Rabid blue-blooders who were hoping for a point-by-point rebuttal of Kane, Willingham, Ganim, and Wainstein will be sadly disappointed. Given that Bethel has been no-holds-barred on his blog and in his public appearances, the subtle and soft tone of "Unverified" is likely a surprise. One of the stronger points in the film is the fact that not a single reporter who wrote about the scandal, from Kane to Ganim to Joe Nocera to Paul Barrett to Bernie Goldberg, would speak with Bethel for the movie. The fact that he couldn't get one of a single one of them on camera makes a strong statement and didn't require Bethel to say a word. There was also a hugely ironic scene where Goldberg says he will not appear in any setting where he is edited, yet his entire job reporting for Real Sports requires editing.
"Unverified" relies a little too much on Bethel to drive the story and his crusade to vindicate Bridger and Lee obscures some of the larger points. In addition, while Bethel highlights the weak evidence Wainstein used to implicate those two in the fraud, he missed an opportunity to explore why they were implicated. In order to be an athletic scandal, someone in athletics or ASPSA had to be knowledgeable of, and complicit in, the fraud. That connection is the smoking gun Dan Kane has been searching for four years with no avail. Wainstein kind of conjured up that connection with Bridger and Lee but Bethel missed the importance of that. Likewise, when Moeser went up to the doorstep of calling the scandal an academic issue and saying AFAM didn't have oversight, Bethel instead chose to focus on getting Moeser to admit maybe Bridger and Lee weren't what Wainstein said they were.

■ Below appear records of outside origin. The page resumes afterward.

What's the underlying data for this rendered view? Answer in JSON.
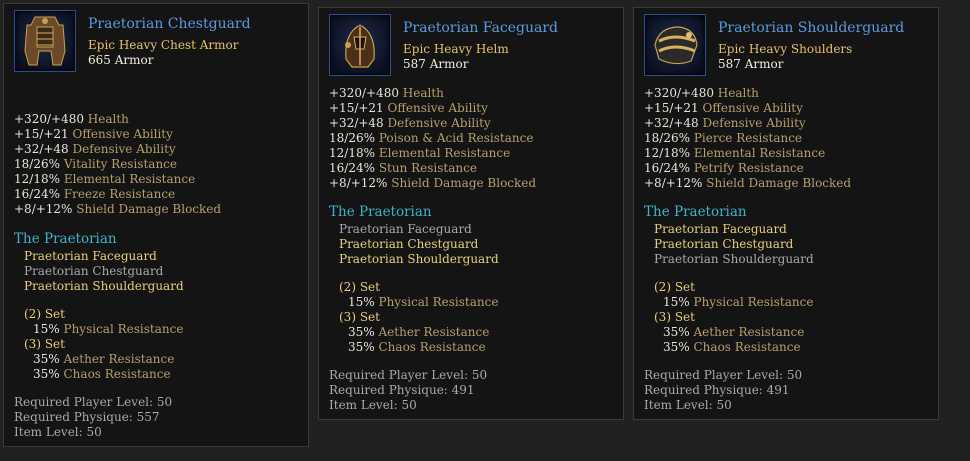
{
  "tooltips": [
    {
      "name": "Praetorian Chestguard",
      "type": "Epic Heavy Chest Armor",
      "armor": "665 Armor",
      "icon": "chest-armor-icon",
      "stats": [
        {
          "value": "+320/+480",
          "label": "Health"
        },
        {
          "value": "+15/+21",
          "label": "Offensive Ability"
        },
        {
          "value": "+32/+48",
          "label": "Defensive Ability"
        },
        {
          "value": "18/26%",
          "label": "Vitality Resistance"
        },
        {
          "value": "12/18%",
          "label": "Elemental Resistance"
        },
        {
          "value": "16/24%",
          "label": "Freeze Resistance"
        },
        {
          "value": "+8/+12%",
          "label": "Shield Damage Blocked"
        }
      ],
      "set_name": "The Praetorian",
      "set_items": [
        "Praetorian Faceguard",
        "Praetorian Chestguard",
        "Praetorian Shoulderguard"
      ],
      "bonus2_label": "(2) Set",
      "bonus2": [
        {
          "value": "15%",
          "label": "Physical Resistance"
        }
      ],
      "bonus3_label": "(3) Set",
      "bonus3": [
        {
          "value": "35%",
          "label": "Aether Resistance"
        },
        {
          "value": "35%",
          "label": "Chaos Resistance"
        }
      ],
      "requirements": [
        "Required Player Level: 50",
        "Required Physique: 557",
        "Item Level: 50"
      ]
    },
    {
      "name": "Praetorian Faceguard",
      "type": "Epic Heavy Helm",
      "armor": "587 Armor",
      "icon": "helm-icon",
      "stats": [
        {
          "value": "+320/+480",
          "label": "Health"
        },
        {
          "value": "+15/+21",
          "label": "Offensive Ability"
        },
        {
          "value": "+32/+48",
          "label": "Defensive Ability"
        },
        {
          "value": "18/26%",
          "label": "Poison & Acid Resistance"
        },
        {
          "value": "12/18%",
          "label": "Elemental Resistance"
        },
        {
          "value": "16/24%",
          "label": "Stun Resistance"
        },
        {
          "value": "+8/+12%",
          "label": "Shield Damage Blocked"
        }
      ],
      "set_name": "The Praetorian",
      "set_items": [
        "Praetorian Faceguard",
        "Praetorian Chestguard",
        "Praetorian Shoulderguard"
      ],
      "bonus2_label": "(2) Set",
      "bonus2": [
        {
          "value": "15%",
          "label": "Physical Resistance"
        }
      ],
      "bonus3_label": "(3) Set",
      "bonus3": [
        {
          "value": "35%",
          "label": "Aether Resistance"
        },
        {
          "value": "35%",
          "label": "Chaos Resistance"
        }
      ],
      "requirements": [
        "Required Player Level: 50",
        "Required Physique: 491",
        "Item Level: 50"
      ]
    },
    {
      "name": "Praetorian Shoulderguard",
      "type": "Epic Heavy Shoulders",
      "armor": "587 Armor",
      "icon": "shoulder-armor-icon",
      "stats": [
        {
          "value": "+320/+480",
          "label": "Health"
        },
        {
          "value": "+15/+21",
          "label": "Offensive Ability"
        },
        {
          "value": "+32/+48",
          "label": "Defensive Ability"
        },
        {
          "value": "18/26%",
          "label": "Pierce Resistance"
        },
        {
          "value": "12/18%",
          "label": "Elemental Resistance"
        },
        {
          "value": "16/24%",
          "label": "Petrify Resistance"
        },
        {
          "value": "+8/+12%",
          "label": "Shield Damage Blocked"
        }
      ],
      "set_name": "The Praetorian",
      "set_items": [
        "Praetorian Faceguard",
        "Praetorian Chestguard",
        "Praetorian Shoulderguard"
      ],
      "bonus2_label": "(2) Set",
      "bonus2": [
        {
          "value": "15%",
          "label": "Physical Resistance"
        }
      ],
      "bonus3_label": "(3) Set",
      "bonus3": [
        {
          "value": "35%",
          "label": "Aether Resistance"
        },
        {
          "value": "35%",
          "label": "Chaos Resistance"
        }
      ],
      "requirements": [
        "Required Player Level: 50",
        "Required Physique: 491",
        "Item Level: 50"
      ]
    }
  ]
}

In the end, however, "Unverified" is very well done. Bethel is to be commended for not going for the cinematic equivalent of shouting in all caps on the monkey boards. Neither UNC truthers and banner-chasers nor true blue Carolina Way disciples will be swayed at this point, and Bethel doesn't try to move the needle there. The film shows a human side to those involved in the scandal while introducing doubt to the conclusions of the media and the Wainstein Report, as well as an examination of his own assumptions. This measured contribution to the discussion will likely be more well-received than a nuclear detonation over Kane and Willingham and is a worthwhile view.